What Is a Casino?


A casino is a place where people can gamble and win money. There are many different types of casinos, but all of them have the same basic features. Most casinos offer table games, slot machines and other gambling machines. Some also have live entertainment and top-notch hotels, spas and restaurants. The Bellagio in Las Vegas is one of the most famous casinos in the world.

Gambling has existed for thousands of years, and primitive forms such as carved six-sided dice have been found in archaeological digs. But the modern casino as a place to find all sorts of gambling activities under one roof didn’t develop until the 16th century in Europe, where a gambling craze swept through Europe and Italian nobles began holding private parties at venues called ridotti [Source: Schwartz].

Most casinos make their money by charging customers a “vig” or “rake” on each bet placed. This is usually less than two percent of the bet’s total value. Over time, the vig can add up to enough money for a casino to build grand buildings, fountains and replicas of towers and pyramids.

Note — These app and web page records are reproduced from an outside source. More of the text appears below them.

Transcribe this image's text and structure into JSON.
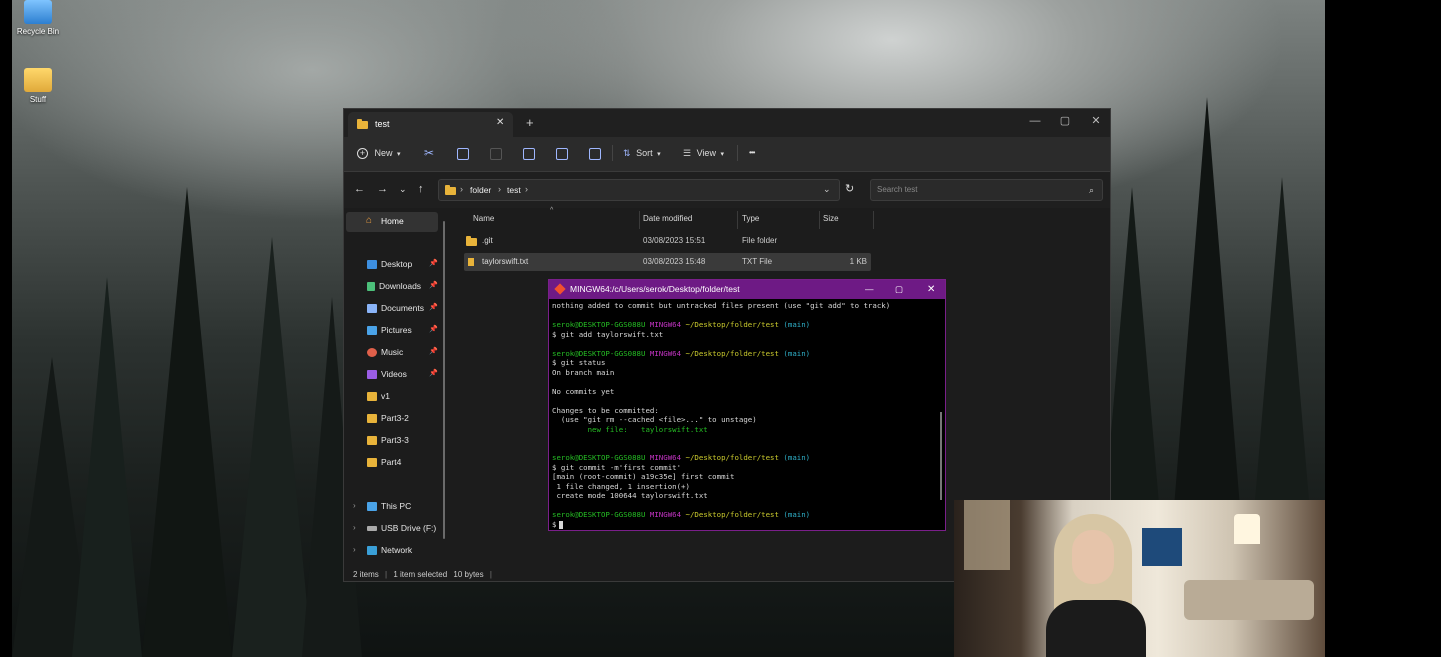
{
  "desktop": {
    "icons": [
      {
        "label": "Recycle Bin",
        "icon": "recycle-bin-icon"
      },
      {
        "label": "Stuff",
        "icon": "folder-icon"
      }
    ]
  },
  "explorer": {
    "tab_title": "test",
    "new_tab": "+",
    "window_buttons": {
      "minimize": "—",
      "maximize": "▢",
      "close": "✕"
    },
    "toolbar": {
      "new_label": "New",
      "sort_label": "Sort",
      "view_label": "View",
      "more": "•••"
    },
    "breadcrumb": [
      "folder",
      "test"
    ],
    "search_placeholder": "Search test",
    "sidebar": {
      "home": "Home",
      "pinned": [
        "Desktop",
        "Downloads",
        "Documents",
        "Pictures",
        "Music",
        "Videos"
      ],
      "folders": [
        "v1",
        "Part3-2",
        "Part3-3",
        "Part4"
      ],
      "drives": [
        "This PC",
        "USB Drive (F:)",
        "Network"
      ]
    },
    "columns": {
      "name": "Name",
      "date": "Date modified",
      "type": "Type",
      "size": "Size"
    },
    "files": [
      {
        "name": ".git",
        "date": "03/08/2023 15:51",
        "type": "File folder",
        "size": ""
      },
      {
        "name": "taylorswift.txt",
        "date": "03/08/2023 15:48",
        "type": "TXT File",
        "size": "1 KB"
      }
    ],
    "status": {
      "items": "2 items",
      "selected": "1 item selected",
      "bytes": "10 bytes"
    }
  },
  "terminal": {
    "title": "MINGW64:/c/Users/serok/Desktop/folder/test",
    "prompt_user": "serok@DESKTOP-GGS088U",
    "prompt_env": "MINGW64",
    "prompt_path": "~/Desktop/folder/test",
    "prompt_branch": "(main)",
    "lines": {
      "l0": "nothing added to commit but untracked files present (use \"git add\" to track)",
      "l1": "$ git add taylorswift.txt",
      "l2": "$ git status",
      "l3": "On branch main",
      "l4": "No commits yet",
      "l5": "Changes to be committed:",
      "l6": "  (use \"git rm --cached <file>...\" to unstage)",
      "l7": "        new file:   taylorswift.txt",
      "l8": "$ git commit -m'first commit'",
      "l9": "[main (root-commit) a19c35e] first commit",
      "l10": " 1 file changed, 1 insertion(+)",
      "l11": " create mode 100644 taylorswift.txt",
      "l12": "$"
    }
  }
}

Because large amounts of cash are handled within a casino, there is always the potential for patrons and staff to cheat or steal. Because of this, most casinos have a significant amount of money dedicated to security. A casino’s security force patrols the premises and responds to calls for assistance or reports of suspicious or definite criminal activity. They may also use a high-tech “eye in the sky” system that watches every table, window and door from a room filled with banks of security monitors.